But it’s not all knowing ironic swipes and satirical jibes. Starship Troopers delivers in spades on the action and spectacle front, so much so that it probably explains why the enduring narrative is that US audiences in general missed the elaborate joke that Verhoeven was telling. By getting his cast to play their roles “straight”, he avoided any risk of knowing glances towards the camera, even as Neil Patrick Harris arrives on screen in a manifestly Gestapo get-up at the film’s climax.
“The only good bug, is a dead bug!”

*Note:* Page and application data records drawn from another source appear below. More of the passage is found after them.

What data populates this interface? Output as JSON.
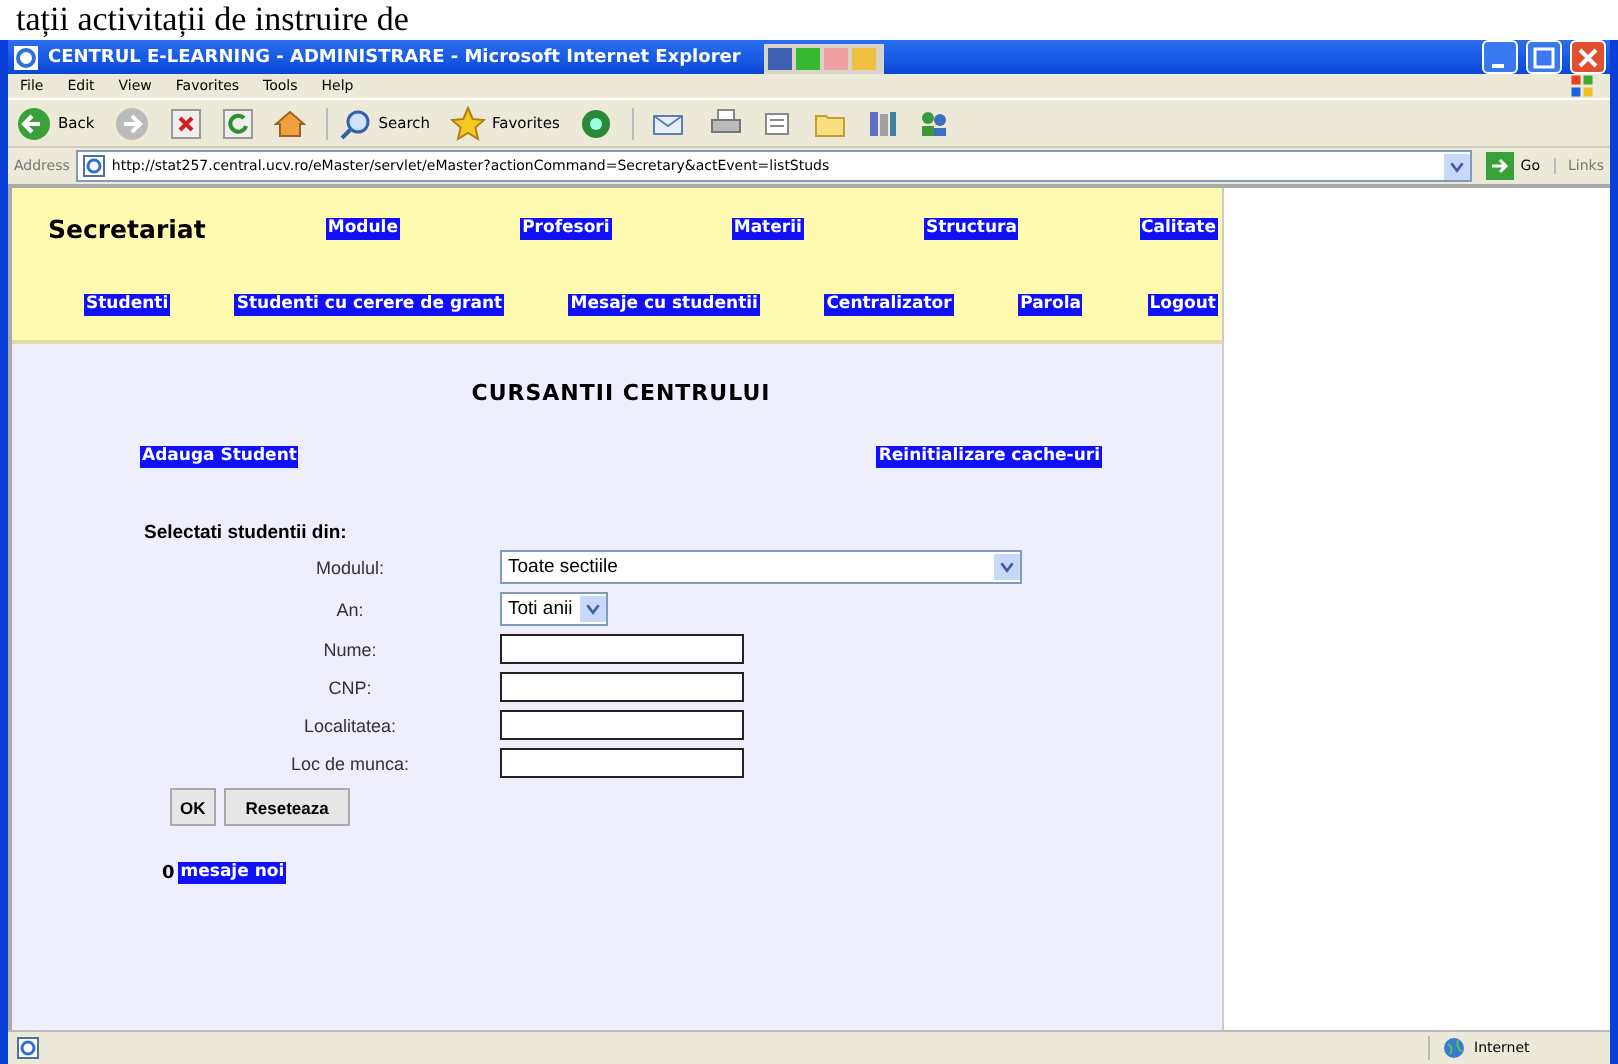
{
  "top_text": "tații activitații de instruire de",
  "window": {
    "title": "CENTRUL E-LEARNING - ADMINISTRARE - Microsoft Internet Explorer"
  },
  "menu_bar": [
    "File",
    "Edit",
    "View",
    "Favorites",
    "Tools",
    "Help"
  ],
  "toolbar": [
    {
      "kind": "back",
      "label": "Back"
    },
    {
      "kind": "forward"
    },
    {
      "kind": "stop"
    },
    {
      "kind": "refresh"
    },
    {
      "kind": "home"
    },
    {
      "kind": "search",
      "label": "Search"
    },
    {
      "kind": "favorites",
      "label": "Favorites"
    },
    {
      "kind": "media"
    },
    {
      "kind": "mail"
    },
    {
      "kind": "print"
    },
    {
      "kind": "edit"
    },
    {
      "kind": "folder"
    },
    {
      "kind": "research"
    },
    {
      "kind": "messenger"
    }
  ],
  "address_bar": {
    "label": "Address",
    "url": "http://stat257.central.ucv.ro/eMaster/servlet/eMaster?actionCommand=Secretary&actEvent=listStuds",
    "go": "Go",
    "links": "Links"
  },
  "page": {
    "brand": "Secretariat",
    "nav_row_1": [
      "Module",
      "Profesori",
      "Materii",
      "Structura",
      "Calitate"
    ],
    "nav_row_2": [
      "Studenti",
      "Studenti cu cerere de grant",
      "Mesaje cu studentii",
      "Centralizator",
      "Parola",
      "Logout"
    ],
    "heading": "CURSANTII CENTRULUI",
    "actions": [
      "Adauga Student",
      "Reinitializare cache-uri"
    ],
    "form": {
      "legend": "Selectati studentii din:",
      "fields": [
        {
          "kind": "select",
          "label": "Modulul:",
          "value": "Toate sectiile"
        },
        {
          "kind": "select-small",
          "label": "An:",
          "value": "Toti anii"
        },
        {
          "kind": "text",
          "label": "Nume:"
        },
        {
          "kind": "text",
          "label": "CNP:"
        },
        {
          "kind": "text",
          "label": "Localitatea:"
        },
        {
          "kind": "text",
          "label": "Loc de munca:"
        }
      ],
      "buttons": [
        "OK",
        "Reseteaza"
      ]
    },
    "messages": {
      "count": "0",
      "link": "mesaje noi"
    }
  },
  "status_bar": {
    "zone": "Internet"
  }
}
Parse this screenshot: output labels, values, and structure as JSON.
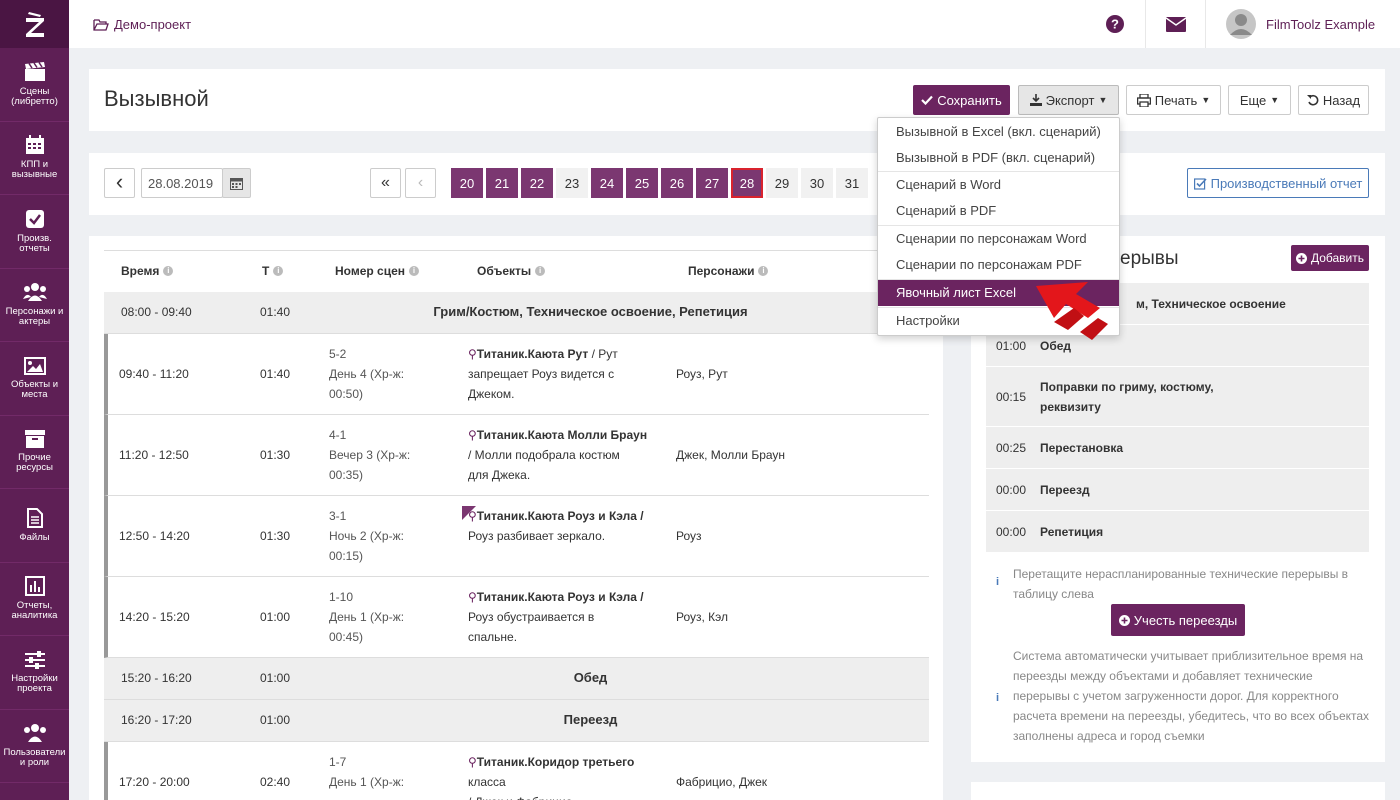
{
  "brand_colors": {
    "primary": "#5e1f55",
    "button": "#6b2460",
    "accent_red": "#d9232e"
  },
  "sidebar": {
    "items": [
      {
        "label": "Сцены (либретто)",
        "icon": "clapperboard-icon"
      },
      {
        "label": "КПП и вызывные",
        "icon": "calendar-icon"
      },
      {
        "label": "Произв. отчеты",
        "icon": "checkbox-icon"
      },
      {
        "label": "Персонажи и актеры",
        "icon": "users-icon"
      },
      {
        "label": "Объекты и места",
        "icon": "image-icon"
      },
      {
        "label": "Прочие ресурсы",
        "icon": "archive-icon"
      },
      {
        "label": "Файлы",
        "icon": "file-icon"
      },
      {
        "label": "Отчеты, аналитика",
        "icon": "chart-icon"
      },
      {
        "label": "Настройки проекта",
        "icon": "sliders-icon"
      },
      {
        "label": "Пользователи и роли",
        "icon": "user-group-icon"
      }
    ]
  },
  "header": {
    "project": "Демо-проект",
    "user": "FilmToolz Example"
  },
  "page": {
    "title": "Вызывной"
  },
  "toolbar": {
    "save": "Сохранить",
    "export": "Экспорт",
    "print": "Печать",
    "more": "Еще",
    "back": "Назад"
  },
  "export_menu": {
    "items": [
      "Вызывной в Excel (вкл. сценарий)",
      "Вызывной в PDF (вкл. сценарий)",
      "Сценарий в Word",
      "Сценарий в PDF",
      "Сценарии по персонажам Word",
      "Сценарии по персонажам PDF",
      "Явочный лист Excel",
      "Настройки"
    ],
    "selected": "Явочный лист Excel"
  },
  "datenav": {
    "date": "28.08.2019",
    "first": "«",
    "prev": "‹",
    "days": [
      "20",
      "21",
      "22",
      "23",
      "24",
      "25",
      "26",
      "27",
      "28",
      "29",
      "30",
      "31"
    ],
    "active_days": [
      "20",
      "21",
      "22",
      "24",
      "25",
      "26",
      "27"
    ],
    "current": "28"
  },
  "prod_report": "Производственный отчет",
  "table": {
    "headers": [
      "Время",
      "Т",
      "Номер сцен",
      "Объекты",
      "Персонажи"
    ]
  },
  "schedule": [
    {
      "kind": "group",
      "time": "08:00 - 09:40",
      "dur": "01:40",
      "title": "Грим/Костюм, Техническое освоение, Репетиция"
    },
    {
      "kind": "scene",
      "time": "09:40 - 11:20",
      "dur": "01:40",
      "scene": "5-2",
      "day": "День 4 (Хр-ж:",
      "dur2": "00:50)",
      "obj": "Титаник.Каюта Рут",
      "desc1": "/ Рут",
      "desc2": "запрещает Роуз видется с",
      "desc3": "Джеком.",
      "chars": "Роуз, Рут"
    },
    {
      "kind": "scene",
      "time": "11:20 - 12:50",
      "dur": "01:30",
      "scene": "4-1",
      "day": "Вечер 3 (Хр-ж:",
      "dur2": "00:35)",
      "obj": "Титаник.Каюта Молли Браун",
      "desc1": "",
      "desc2": "/ Молли подобрала костюм",
      "desc3": "для Джека.",
      "chars": "Джек, Молли Браун"
    },
    {
      "kind": "scene",
      "time": "12:50 - 14:20",
      "dur": "01:30",
      "scene": "3-1",
      "day": "Ночь 2 (Хр-ж:",
      "dur2": "00:15)",
      "obj": "Титаник.Каюта Роуз и Кэла /",
      "desc1": "",
      "desc2": "Роуз разбивает зеркало.",
      "desc3": "",
      "chars": "Роуз"
    },
    {
      "kind": "scene",
      "time": "14:20 - 15:20",
      "dur": "01:00",
      "scene": "1-10",
      "day": "День 1 (Хр-ж:",
      "dur2": "00:45)",
      "obj": "Титаник.Каюта Роуз и Кэла /",
      "desc1": "",
      "desc2": "Роуз обустраивается в",
      "desc3": "спальне.",
      "chars": "Роуз, Кэл"
    },
    {
      "kind": "group",
      "time": "15:20 - 16:20",
      "dur": "01:00",
      "title": "Обед"
    },
    {
      "kind": "group",
      "time": "16:20 - 17:20",
      "dur": "01:00",
      "title": "Переезд"
    },
    {
      "kind": "scene",
      "time": "17:20 - 20:00",
      "dur": "02:40",
      "scene": "1-7",
      "day": "День 1 (Хр-ж:",
      "dur2": "",
      "obj": "Титаник.Коридор третьего",
      "desc1": "",
      "desc2": "класса",
      "desc3": "/ Джек и Фабрицио",
      "chars": "Фабрицио, Джек"
    }
  ],
  "breaks": {
    "title_tail": "ерывы",
    "add": "Добавить",
    "rows": [
      {
        "time": "",
        "name": "м, Техническое освоение"
      },
      {
        "time": "01:00",
        "name": "Обед"
      },
      {
        "time": "00:15",
        "name": "Поправки по гриму, костюму,",
        "name2": "реквизиту"
      },
      {
        "time": "00:25",
        "name": "Перестановка"
      },
      {
        "time": "00:00",
        "name": "Переезд"
      },
      {
        "time": "00:00",
        "name": "Репетиция"
      }
    ],
    "hint1a": "Перетащите нераспланированные технические перерывы в",
    "hint1b": "таблицу слева",
    "travel_btn": "Учесть переезды",
    "hint2": [
      "Система автоматически учитывает приблизительное время на",
      "переезды между объектами и добавляет технические",
      "перерывы с учетом загруженности дорог. Для корректного",
      "расчета времени на переезды, убедитесь, что во всех объектах",
      "заполнены адреса и город съемки"
    ]
  }
}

The main battles with the bugs, whether the Zulu-like onslaught on the outpost on Planet P (“this planet definitely crawls, sir”), or the running battle with the increasingly varied types of bug (fire-breathing, flying, fireball-out-of-bottoms-blasting) that includes Van Dien’s Rico making a hole in a bug’s back, then throwing a grenade in, are all superbly rendered, as you would expect from the director that gave Robocop and Total Recall so much gruesome heft. The effects continue to hold up (more so than the subsequent entries in the franchise that inevitably suffered from budget cuts) even 20 years on, with expertly rendered swarms of bugs alongside wince-inducing dismemberments, decapitations and, in one of the film’s finest moments, a man’s brains being sucked out through the top of his head.
Focussing for a moment on the assault on the outpost on Planet P, it is very easy for this sort of effects-heavy scene to lose its impact – almost meaningless multitudes of aliens, potentially chaotic editing, a loss of a sense of peril and scale – but Verhoeven delivers an astonishingly accomplished set-piece, melding the elements (bleeding-edge CGI, excellent original creature designs, suitably hefty props, a believable set, gruesome injury detail) together to impactful effect.
It is just one example of Verhoeven’s impeccable control over the film. A few years later he would show with Hollow Man how easy it is to lose a film’s substance in the process of showing off new CGI developments. But there were no such problems here – it was his film, made his way. He said what he wanted to say the way he wanted to say it and employed FX in service of a story rather than as an end in itself.
“Everybody fights, no one quits.”
Plenty of sci-fi films have displayed intelligent sub-text (though the 1990s offerings were better known for their bombast than anything else), but it was the way Starship Troopers so effortlessly alloyed its undertones to the surface excitement that truly set it apart. Yes, the violence was extreme (how on earth it garnered a 15 rating for its theatrical release is entirely beyond me), but the thrills and viscera of the action sequences are undeniable. Square-jawed heroes, scenery-chewing supporting stars, buckets of blood, Patrick Muldoon literally losing his mind, Marshall Bell more figuratively so, Michael Ironside epitomising the film’s ramped-up B-movie credentials. It had everything.
The film’s legacy would of course be diluted by its immediate sequels, but we don’t dismiss or marginalize Jaws because of the shortcomings of Jaws: The Revenge, so we should continue to appreciate Starship Troopers for all it represents – a director demonstrating how to disguise satirical commentary as popcorn entertainment, while delivering one of the most viscerally thrilling science fiction films of many a year.